Register Here


Speaker Biographies
  • Yvette Rodier Evans: Yvette Rodier Evans, a survivor of a violent shooting in 1996, has committed her professional life to supporting victims and their rights.  Ms. Rodier Evans received her B.A. in Communication from the University of Utah, She worked for former U.S. District Court Judge Paul Cassell after graduating, and was inspired to attend law school by his example of enforcing crime victims’ rights.  She earned a law degree from the S.J. Quinney College of Law at the University of Utah.  Ms. Rodier Evans currently serves on the Utah Council for Victims of Crime and works as an attorney, victim advocate, and pro bono coordinator with the Utah Crime Victims Legal Clinic.
  • Meg Garvin: Meg Garvin, M.A., J.D., is the executive director of the National Crime Victim Law Institute (NCVLI) and a clinical professor of law at Lewis & Clark Law School.  Ms. Garvin is recognized as a leading expert on victims’ rights. She regularly presents on victims’ rights and participates in national forums to develop policy on victims’ rights. She has testified before Congress and the Oregon Legislature on the current state of victim law. She serves on the Legislative & Public Policy Committee of the Oregon Attorney General’s Sexual Assault Task Force, and co-chairs the Oregon Attorney General’s Crime Victims’ Rights Task Force. She served as co-chair of the American Bar Association’s Criminal Justice Section Victims Committee from 2005-2010, and has served as a member of the board of directors for the National Organization of Victim Assistance.  Prior to joining NCVLI, Ms. Garvin practiced law in a private firm in Minneapolis, Minnesota and clerked for the Honorable Donald P. Lay of the Eighth Circuit Court of Appeals. She received her bachelor of arts degree from the University of Puget Sound, her master of arts degree in communication studies from the University of Iowa, and her juris doctor from the University of Minnesota.
  • Terry Campos: Terry Campos works for the National Crime Victim Law Institute (NCVLI) located in Portland, OR.  At NCVLI, Ms. Campos provides legal research and strategic advice to attorneys and advocates on issues related to online fraud and victim participation in the criminal justice system.  Ms. Campos drafts amicus curiae briefs related to these topics.  Ms. Campos is also a clinical professor at Lewis & Clark Law School where she teaches a seminar on practical and theoretical topics related to crime victims’ rights.  Prior to joining NCVLI, Ms. Campos was an appellate attorney with the Office of the State Appellate Defender in Chicago, Illinois. During her time at OSAD, Ms. Campos represented indigent persons on appeal in criminal cases. Ms. Campos has a J.D. from the Northwestern School of Law of Lewis and Clark College with a certificate in Criminal law.

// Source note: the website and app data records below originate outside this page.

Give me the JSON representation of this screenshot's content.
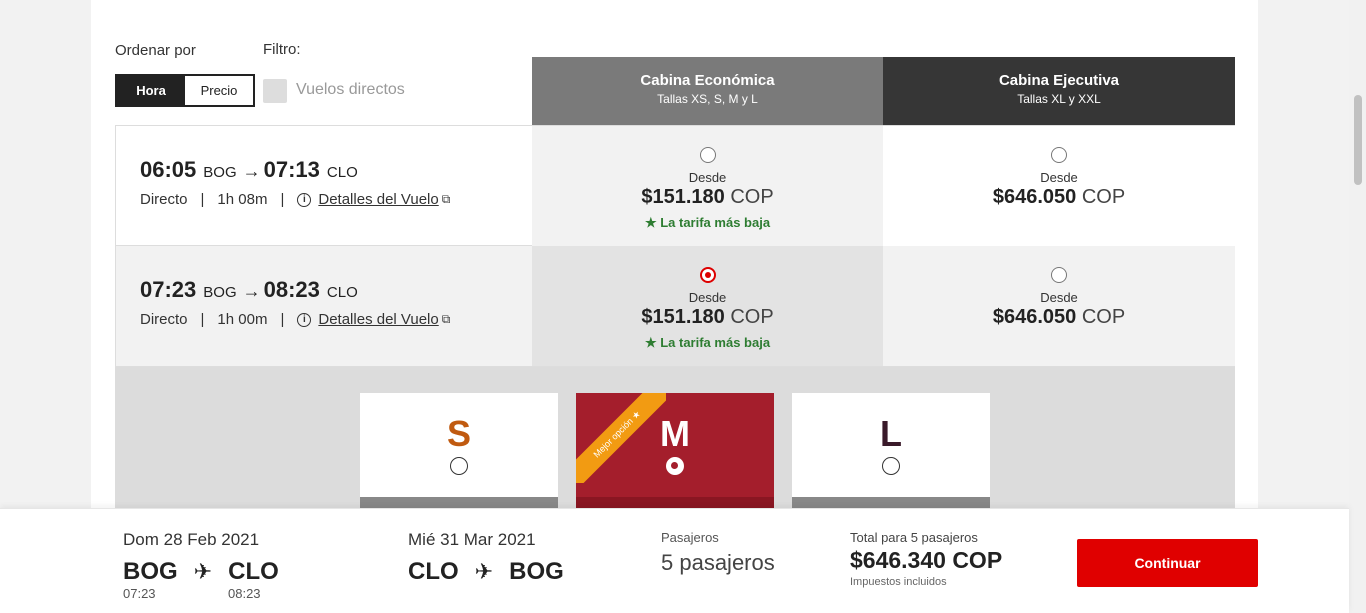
{
  "controls": {
    "sort_label": "Ordenar por",
    "filter_label": "Filtro:",
    "sort_options": [
      "Hora",
      "Precio"
    ],
    "active_sort": "Hora",
    "direct_label": "Vuelos directos"
  },
  "cabins": [
    {
      "title": "Cabina Económica",
      "subtitle": "Tallas XS, S, M y L"
    },
    {
      "title": "Cabina Ejecutiva",
      "subtitle": "Tallas XL y XXL"
    }
  ],
  "flights": [
    {
      "dep_time": "06:05",
      "dep_airport": "BOG",
      "arr_time": "07:13",
      "arr_airport": "CLO",
      "type": "Directo",
      "duration": "1h 08m",
      "details_label": "Detalles del Vuelo",
      "econ": {
        "desde": "Desde",
        "price": "$151.180",
        "currency": "COP",
        "note": "★ La tarifa más baja",
        "selected": false
      },
      "exec": {
        "desde": "Desde",
        "price": "$646.050",
        "currency": "COP",
        "selected": false
      }
    },
    {
      "dep_time": "07:23",
      "dep_airport": "BOG",
      "arr_time": "08:23",
      "arr_airport": "CLO",
      "type": "Directo",
      "duration": "1h 00m",
      "details_label": "Detalles del Vuelo",
      "econ": {
        "desde": "Desde",
        "price": "$151.180",
        "currency": "COP",
        "note": "★ La tarifa más baja",
        "selected": true
      },
      "exec": {
        "desde": "Desde",
        "price": "$646.050",
        "currency": "COP",
        "selected": false
      }
    }
  ],
  "sizes": [
    {
      "letter": "S",
      "selected": false
    },
    {
      "letter": "M",
      "selected": true,
      "ribbon": "Mejor opción ★"
    },
    {
      "letter": "L",
      "selected": false
    }
  ],
  "footer": {
    "outbound": {
      "date": "Dom 28 Feb 2021",
      "from": "BOG",
      "to": "CLO",
      "dep": "07:23",
      "arr": "08:23"
    },
    "return": {
      "date": "Mié 31 Mar 2021",
      "from": "CLO",
      "to": "BOG"
    },
    "passengers_label": "Pasajeros",
    "passengers_value": "5 pasajeros",
    "total_label": "Total para 5 pasajeros",
    "total_amount": "$646.340 COP",
    "tax_note": "Impuestos incluidos",
    "continue_label": "Continuar"
  },
  "colors": {
    "accent": "#e00000",
    "selected_size": "#a41e2c",
    "lowest_fare": "#2e7d32",
    "ribbon": "#f29b12"
  }
}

This project is supported by a National Crime Victims’ Right Week Community Awareness Project subgrant awarded by the National Association of VOCA Assistance Administrators under a Victims of Crime Act (VOCA) grant from the Office for Victims of Crime, Office of Justice Programs, U.S. Department of Justice and Grant No. 2009-SC-B9-0114, awarded by the Bureau of Justice Assistance, Office of Justice Programs, U.S. Department of Justice. The opinions, findings, and conclusions or recommendations expressed here are those of the contributors and do not necessarily represent the official position or policies of the U.S. Department of Justice.